(Page and application data records)
**********

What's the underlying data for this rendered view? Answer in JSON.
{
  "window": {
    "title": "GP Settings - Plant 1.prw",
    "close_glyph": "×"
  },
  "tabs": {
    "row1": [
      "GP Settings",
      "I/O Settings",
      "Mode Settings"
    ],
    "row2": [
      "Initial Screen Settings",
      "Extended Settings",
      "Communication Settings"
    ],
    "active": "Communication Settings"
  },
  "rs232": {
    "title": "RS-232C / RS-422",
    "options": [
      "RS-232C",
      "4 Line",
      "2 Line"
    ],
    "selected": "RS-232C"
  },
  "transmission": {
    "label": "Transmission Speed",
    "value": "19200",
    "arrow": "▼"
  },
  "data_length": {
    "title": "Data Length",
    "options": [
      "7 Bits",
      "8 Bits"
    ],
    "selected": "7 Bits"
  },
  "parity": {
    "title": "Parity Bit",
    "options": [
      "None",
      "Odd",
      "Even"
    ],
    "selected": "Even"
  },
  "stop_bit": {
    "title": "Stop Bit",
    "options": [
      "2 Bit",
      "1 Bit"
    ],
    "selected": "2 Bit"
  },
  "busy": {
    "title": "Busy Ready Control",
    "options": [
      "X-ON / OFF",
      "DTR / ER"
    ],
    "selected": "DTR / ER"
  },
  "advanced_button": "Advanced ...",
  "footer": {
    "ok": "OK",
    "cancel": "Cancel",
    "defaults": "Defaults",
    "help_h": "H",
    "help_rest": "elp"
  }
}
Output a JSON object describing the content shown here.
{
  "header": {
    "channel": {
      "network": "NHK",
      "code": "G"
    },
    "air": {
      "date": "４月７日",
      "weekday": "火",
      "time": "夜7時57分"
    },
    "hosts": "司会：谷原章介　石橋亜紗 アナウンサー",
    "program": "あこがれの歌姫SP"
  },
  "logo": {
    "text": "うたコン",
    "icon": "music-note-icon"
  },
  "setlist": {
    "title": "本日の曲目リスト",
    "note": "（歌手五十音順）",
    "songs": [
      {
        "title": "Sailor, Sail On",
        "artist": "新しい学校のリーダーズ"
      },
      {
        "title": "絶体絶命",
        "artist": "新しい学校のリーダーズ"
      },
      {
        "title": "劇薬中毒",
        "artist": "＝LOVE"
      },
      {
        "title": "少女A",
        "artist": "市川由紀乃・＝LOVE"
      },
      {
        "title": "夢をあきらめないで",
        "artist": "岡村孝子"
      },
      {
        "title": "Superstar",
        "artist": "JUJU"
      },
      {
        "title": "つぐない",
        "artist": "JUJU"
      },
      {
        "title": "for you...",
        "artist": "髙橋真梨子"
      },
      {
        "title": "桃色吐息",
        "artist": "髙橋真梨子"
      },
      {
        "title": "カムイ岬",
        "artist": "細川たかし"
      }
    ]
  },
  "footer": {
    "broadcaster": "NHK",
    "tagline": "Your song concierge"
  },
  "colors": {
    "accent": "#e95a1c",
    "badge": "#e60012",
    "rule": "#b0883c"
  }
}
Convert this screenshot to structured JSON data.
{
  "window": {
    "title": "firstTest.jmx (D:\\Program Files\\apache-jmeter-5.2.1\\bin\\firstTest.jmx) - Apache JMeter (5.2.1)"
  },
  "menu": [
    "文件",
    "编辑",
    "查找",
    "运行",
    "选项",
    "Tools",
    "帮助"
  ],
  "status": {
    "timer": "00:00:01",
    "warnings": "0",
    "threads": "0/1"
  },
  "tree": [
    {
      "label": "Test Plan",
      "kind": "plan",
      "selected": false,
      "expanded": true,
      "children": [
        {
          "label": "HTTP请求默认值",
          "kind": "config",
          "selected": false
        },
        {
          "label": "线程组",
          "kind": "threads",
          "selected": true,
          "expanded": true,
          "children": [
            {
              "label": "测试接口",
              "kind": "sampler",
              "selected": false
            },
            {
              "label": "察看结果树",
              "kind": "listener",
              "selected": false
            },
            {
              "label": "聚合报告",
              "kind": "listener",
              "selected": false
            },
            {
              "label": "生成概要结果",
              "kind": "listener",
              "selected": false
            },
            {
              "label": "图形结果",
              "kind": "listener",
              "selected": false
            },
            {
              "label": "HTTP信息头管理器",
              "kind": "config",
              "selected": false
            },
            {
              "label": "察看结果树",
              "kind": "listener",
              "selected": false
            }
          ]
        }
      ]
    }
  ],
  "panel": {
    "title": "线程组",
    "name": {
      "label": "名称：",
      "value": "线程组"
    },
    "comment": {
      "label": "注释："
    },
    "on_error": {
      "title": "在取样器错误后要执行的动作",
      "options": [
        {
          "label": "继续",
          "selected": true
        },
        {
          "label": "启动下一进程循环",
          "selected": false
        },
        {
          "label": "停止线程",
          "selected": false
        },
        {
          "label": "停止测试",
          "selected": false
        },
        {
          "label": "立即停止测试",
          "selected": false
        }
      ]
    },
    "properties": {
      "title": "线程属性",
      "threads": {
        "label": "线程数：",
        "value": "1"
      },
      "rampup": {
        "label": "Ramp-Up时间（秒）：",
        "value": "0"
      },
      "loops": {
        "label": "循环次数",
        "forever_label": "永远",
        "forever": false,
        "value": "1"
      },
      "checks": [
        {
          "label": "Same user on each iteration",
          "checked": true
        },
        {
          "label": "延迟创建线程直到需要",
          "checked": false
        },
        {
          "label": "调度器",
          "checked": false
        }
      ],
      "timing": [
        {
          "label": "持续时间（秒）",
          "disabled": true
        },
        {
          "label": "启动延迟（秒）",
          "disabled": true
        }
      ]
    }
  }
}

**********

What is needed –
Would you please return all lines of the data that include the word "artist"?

Written solution –
        "artist": "新しい学校のリーダーズ"
        "artist": "新しい学校のリーダーズ"
        "artist": "＝LOVE"
        "artist": "市川由紀乃・＝LOVE"
        "artist": "岡村孝子"
        "artist": "JUJU"
        "artist": "JUJU"
        "artist": "髙橋真梨子"
        "artist": "髙橋真梨子"
        "artist": "細川たかし"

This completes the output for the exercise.